*** Block opens ***

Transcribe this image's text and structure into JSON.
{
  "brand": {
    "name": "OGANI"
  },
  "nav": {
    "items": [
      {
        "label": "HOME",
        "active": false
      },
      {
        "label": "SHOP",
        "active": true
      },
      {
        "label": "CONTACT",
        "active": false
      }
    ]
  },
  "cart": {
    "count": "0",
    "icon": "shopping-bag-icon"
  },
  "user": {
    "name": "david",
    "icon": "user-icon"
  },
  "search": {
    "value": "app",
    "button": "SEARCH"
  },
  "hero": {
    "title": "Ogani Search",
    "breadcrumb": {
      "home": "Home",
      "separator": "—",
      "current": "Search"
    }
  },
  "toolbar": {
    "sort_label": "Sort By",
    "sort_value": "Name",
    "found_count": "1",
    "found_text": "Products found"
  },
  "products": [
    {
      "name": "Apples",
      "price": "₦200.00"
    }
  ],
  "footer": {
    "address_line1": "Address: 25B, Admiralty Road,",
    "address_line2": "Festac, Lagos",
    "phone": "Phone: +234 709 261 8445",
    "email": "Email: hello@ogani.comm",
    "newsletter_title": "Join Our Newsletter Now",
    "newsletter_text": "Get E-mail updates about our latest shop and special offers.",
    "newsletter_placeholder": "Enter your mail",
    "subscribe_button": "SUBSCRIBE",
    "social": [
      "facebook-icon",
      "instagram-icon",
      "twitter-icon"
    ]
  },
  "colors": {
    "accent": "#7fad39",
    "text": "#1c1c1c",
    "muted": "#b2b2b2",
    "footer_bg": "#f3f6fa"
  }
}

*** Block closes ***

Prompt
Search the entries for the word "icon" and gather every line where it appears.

Written answer
    "icon": "shopping-bag-icon"
    "icon": "user-icon"
      "facebook-icon",
      "instagram-icon",
      "twitter-icon"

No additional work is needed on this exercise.